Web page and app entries
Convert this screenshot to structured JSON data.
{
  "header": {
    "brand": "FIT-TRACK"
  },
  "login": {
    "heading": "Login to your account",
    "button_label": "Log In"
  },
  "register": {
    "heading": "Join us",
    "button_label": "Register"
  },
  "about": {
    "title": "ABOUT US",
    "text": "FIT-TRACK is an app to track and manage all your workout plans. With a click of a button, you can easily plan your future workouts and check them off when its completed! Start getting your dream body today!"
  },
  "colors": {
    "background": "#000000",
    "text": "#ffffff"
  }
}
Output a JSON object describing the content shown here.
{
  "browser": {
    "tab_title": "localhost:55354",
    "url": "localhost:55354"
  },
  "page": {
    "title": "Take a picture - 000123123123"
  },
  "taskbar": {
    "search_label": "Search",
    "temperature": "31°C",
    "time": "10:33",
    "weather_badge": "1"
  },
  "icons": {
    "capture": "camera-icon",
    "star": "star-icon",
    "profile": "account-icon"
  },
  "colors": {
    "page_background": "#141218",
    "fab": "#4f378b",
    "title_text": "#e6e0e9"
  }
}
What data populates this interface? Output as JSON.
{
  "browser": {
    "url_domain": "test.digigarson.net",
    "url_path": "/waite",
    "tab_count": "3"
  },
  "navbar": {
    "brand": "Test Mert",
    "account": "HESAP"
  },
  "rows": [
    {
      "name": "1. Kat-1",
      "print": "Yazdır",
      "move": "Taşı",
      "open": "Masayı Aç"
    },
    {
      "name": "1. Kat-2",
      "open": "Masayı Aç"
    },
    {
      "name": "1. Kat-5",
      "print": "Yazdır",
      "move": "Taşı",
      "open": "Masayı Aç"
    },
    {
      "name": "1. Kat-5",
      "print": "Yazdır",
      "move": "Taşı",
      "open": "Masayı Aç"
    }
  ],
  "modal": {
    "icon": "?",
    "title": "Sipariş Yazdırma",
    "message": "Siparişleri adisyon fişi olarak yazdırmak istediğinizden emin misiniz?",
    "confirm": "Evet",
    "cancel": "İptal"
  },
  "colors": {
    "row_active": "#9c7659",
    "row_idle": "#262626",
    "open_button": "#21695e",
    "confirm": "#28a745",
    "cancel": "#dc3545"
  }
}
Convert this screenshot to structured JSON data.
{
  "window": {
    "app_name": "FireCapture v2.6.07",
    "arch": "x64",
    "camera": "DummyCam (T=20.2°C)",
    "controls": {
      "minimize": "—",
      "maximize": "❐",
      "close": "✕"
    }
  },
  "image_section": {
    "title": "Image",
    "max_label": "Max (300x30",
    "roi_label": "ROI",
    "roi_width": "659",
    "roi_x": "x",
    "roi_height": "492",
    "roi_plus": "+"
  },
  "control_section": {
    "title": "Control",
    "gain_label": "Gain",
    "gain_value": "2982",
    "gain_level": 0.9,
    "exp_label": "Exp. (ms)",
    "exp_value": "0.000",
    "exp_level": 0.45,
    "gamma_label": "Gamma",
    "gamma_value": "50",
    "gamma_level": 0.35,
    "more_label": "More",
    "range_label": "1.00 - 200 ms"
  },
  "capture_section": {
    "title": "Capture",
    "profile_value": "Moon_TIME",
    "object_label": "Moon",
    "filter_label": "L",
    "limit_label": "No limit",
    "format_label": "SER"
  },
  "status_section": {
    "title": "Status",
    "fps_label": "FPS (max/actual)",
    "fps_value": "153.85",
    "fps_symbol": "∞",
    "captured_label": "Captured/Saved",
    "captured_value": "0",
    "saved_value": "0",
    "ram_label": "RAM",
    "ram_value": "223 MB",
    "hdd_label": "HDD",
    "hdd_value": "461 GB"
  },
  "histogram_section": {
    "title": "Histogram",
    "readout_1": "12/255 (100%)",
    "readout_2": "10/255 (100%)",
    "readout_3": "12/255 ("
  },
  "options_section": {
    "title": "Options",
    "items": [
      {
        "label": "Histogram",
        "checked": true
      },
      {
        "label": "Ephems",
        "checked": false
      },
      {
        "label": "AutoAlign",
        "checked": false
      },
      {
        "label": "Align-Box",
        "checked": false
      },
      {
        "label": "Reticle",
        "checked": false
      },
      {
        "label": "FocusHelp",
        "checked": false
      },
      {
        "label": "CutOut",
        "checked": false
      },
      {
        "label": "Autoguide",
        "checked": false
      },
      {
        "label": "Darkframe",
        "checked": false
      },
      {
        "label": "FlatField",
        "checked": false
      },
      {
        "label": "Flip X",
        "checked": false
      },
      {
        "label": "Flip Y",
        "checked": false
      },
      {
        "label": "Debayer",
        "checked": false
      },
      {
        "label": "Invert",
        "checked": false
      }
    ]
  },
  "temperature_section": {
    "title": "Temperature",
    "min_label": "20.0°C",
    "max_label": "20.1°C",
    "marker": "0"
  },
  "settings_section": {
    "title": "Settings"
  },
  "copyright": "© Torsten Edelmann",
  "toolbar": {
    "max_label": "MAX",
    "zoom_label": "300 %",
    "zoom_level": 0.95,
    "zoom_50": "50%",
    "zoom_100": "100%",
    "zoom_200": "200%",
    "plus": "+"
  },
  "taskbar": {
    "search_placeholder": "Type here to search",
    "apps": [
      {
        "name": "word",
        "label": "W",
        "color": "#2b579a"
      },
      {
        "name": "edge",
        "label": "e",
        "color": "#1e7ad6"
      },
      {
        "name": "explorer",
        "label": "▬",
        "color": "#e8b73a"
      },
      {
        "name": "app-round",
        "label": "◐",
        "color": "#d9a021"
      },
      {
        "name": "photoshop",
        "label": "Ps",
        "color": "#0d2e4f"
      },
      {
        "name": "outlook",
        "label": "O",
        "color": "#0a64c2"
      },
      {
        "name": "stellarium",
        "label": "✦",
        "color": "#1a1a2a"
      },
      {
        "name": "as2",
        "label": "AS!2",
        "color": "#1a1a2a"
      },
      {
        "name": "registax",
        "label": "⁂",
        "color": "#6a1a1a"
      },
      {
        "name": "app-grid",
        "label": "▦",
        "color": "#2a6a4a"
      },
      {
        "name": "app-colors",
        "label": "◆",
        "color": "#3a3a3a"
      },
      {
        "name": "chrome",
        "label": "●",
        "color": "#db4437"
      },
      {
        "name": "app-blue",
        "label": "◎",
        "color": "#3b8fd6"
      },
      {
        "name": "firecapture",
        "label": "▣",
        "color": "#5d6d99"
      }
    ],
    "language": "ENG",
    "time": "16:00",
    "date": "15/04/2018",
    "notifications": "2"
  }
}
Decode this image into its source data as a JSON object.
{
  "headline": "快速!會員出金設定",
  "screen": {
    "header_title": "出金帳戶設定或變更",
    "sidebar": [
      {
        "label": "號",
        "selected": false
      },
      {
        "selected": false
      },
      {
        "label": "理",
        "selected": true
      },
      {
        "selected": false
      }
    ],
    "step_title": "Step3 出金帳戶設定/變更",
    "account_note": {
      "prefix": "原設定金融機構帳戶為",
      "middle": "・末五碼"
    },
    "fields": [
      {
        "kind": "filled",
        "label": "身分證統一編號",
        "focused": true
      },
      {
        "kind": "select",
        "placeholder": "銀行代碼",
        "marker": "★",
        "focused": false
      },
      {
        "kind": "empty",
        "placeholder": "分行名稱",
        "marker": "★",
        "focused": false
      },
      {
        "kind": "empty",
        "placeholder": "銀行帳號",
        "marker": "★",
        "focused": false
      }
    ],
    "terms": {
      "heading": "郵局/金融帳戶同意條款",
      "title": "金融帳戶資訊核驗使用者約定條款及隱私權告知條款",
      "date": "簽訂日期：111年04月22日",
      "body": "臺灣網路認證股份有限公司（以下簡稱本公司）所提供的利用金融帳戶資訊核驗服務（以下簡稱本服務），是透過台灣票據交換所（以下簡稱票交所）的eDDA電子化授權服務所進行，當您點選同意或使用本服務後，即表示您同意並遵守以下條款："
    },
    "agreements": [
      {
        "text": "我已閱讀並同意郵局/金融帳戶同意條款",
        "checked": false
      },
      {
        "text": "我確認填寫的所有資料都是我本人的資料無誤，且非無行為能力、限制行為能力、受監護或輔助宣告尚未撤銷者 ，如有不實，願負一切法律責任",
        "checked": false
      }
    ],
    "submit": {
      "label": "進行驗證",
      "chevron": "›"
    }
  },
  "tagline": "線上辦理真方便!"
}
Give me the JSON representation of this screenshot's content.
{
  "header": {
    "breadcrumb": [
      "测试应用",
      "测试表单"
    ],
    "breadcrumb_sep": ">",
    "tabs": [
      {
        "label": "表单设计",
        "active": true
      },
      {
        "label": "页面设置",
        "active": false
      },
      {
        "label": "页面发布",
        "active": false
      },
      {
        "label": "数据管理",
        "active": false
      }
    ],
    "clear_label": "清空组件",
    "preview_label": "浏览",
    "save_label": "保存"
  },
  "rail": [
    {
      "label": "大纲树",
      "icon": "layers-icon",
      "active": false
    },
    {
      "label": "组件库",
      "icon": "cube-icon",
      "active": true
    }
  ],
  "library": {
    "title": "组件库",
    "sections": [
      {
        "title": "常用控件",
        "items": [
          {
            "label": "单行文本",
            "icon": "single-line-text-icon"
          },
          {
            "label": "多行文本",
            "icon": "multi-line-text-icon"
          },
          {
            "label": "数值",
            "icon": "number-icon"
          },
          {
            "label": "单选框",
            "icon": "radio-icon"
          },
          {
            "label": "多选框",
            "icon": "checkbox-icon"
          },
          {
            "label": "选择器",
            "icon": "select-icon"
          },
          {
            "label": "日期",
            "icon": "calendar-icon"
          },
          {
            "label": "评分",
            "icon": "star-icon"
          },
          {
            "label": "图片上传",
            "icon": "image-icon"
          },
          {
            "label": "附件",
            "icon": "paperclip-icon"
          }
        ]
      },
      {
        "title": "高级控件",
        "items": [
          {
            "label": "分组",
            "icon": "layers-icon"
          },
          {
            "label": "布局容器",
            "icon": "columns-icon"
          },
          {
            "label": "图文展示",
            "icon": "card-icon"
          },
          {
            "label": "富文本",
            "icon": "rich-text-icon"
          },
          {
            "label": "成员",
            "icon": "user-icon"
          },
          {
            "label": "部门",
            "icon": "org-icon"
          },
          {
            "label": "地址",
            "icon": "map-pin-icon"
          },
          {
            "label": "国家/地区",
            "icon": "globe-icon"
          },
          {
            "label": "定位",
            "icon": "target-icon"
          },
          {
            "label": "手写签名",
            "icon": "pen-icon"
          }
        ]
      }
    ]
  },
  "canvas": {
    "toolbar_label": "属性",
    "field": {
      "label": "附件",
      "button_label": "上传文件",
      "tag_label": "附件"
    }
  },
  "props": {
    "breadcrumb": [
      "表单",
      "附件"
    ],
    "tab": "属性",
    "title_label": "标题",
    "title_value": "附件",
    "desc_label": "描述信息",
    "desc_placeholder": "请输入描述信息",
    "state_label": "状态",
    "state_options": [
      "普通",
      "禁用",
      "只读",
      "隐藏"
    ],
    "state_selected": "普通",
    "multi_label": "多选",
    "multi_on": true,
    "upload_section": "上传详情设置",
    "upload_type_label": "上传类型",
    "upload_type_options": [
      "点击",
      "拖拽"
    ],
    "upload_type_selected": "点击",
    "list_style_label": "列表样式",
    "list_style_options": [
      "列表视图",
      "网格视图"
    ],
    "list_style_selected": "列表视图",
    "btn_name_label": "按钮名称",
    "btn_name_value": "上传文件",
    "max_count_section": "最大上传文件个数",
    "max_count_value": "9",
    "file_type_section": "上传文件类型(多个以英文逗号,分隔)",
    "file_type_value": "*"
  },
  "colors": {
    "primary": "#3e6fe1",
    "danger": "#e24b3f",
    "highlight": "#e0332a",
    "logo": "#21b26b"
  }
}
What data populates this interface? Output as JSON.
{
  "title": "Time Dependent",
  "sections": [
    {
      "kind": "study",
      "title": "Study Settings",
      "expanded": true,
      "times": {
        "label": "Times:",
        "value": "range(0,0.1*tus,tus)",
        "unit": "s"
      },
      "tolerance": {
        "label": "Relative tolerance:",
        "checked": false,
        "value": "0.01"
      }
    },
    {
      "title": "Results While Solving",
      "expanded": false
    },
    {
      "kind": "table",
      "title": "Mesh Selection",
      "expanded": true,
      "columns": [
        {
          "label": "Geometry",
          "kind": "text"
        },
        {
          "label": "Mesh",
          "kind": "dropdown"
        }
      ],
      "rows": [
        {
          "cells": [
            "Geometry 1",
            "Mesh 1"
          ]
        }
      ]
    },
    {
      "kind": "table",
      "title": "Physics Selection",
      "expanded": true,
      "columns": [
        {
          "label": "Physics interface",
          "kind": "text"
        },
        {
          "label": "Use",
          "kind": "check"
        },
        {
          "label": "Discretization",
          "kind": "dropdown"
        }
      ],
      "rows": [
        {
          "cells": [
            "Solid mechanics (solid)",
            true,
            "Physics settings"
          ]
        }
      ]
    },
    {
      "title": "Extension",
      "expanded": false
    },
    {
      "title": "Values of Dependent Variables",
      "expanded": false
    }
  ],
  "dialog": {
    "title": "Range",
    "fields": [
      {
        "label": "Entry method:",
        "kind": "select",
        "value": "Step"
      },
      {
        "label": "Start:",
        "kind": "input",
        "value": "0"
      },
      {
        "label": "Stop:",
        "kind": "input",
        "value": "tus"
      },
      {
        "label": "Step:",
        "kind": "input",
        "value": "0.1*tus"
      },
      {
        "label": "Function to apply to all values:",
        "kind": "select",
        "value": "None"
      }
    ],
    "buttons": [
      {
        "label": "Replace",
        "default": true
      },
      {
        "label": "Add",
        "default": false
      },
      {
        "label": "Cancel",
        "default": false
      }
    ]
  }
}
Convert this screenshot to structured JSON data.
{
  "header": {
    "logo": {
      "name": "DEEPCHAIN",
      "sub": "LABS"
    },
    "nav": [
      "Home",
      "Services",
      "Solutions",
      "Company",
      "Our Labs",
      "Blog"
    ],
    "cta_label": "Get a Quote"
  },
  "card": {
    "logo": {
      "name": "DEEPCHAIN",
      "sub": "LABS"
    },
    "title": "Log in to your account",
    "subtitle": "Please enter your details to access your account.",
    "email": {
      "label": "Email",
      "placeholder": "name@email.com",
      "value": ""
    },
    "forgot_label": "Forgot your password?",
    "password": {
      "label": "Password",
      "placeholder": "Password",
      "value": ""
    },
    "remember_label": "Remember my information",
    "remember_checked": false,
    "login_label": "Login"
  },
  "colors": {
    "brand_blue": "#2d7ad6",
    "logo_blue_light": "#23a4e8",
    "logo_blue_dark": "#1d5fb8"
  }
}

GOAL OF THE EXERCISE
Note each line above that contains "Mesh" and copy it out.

REPLY
      "title": "Mesh Selection",
          "label": "Mesh",
            "Mesh 1"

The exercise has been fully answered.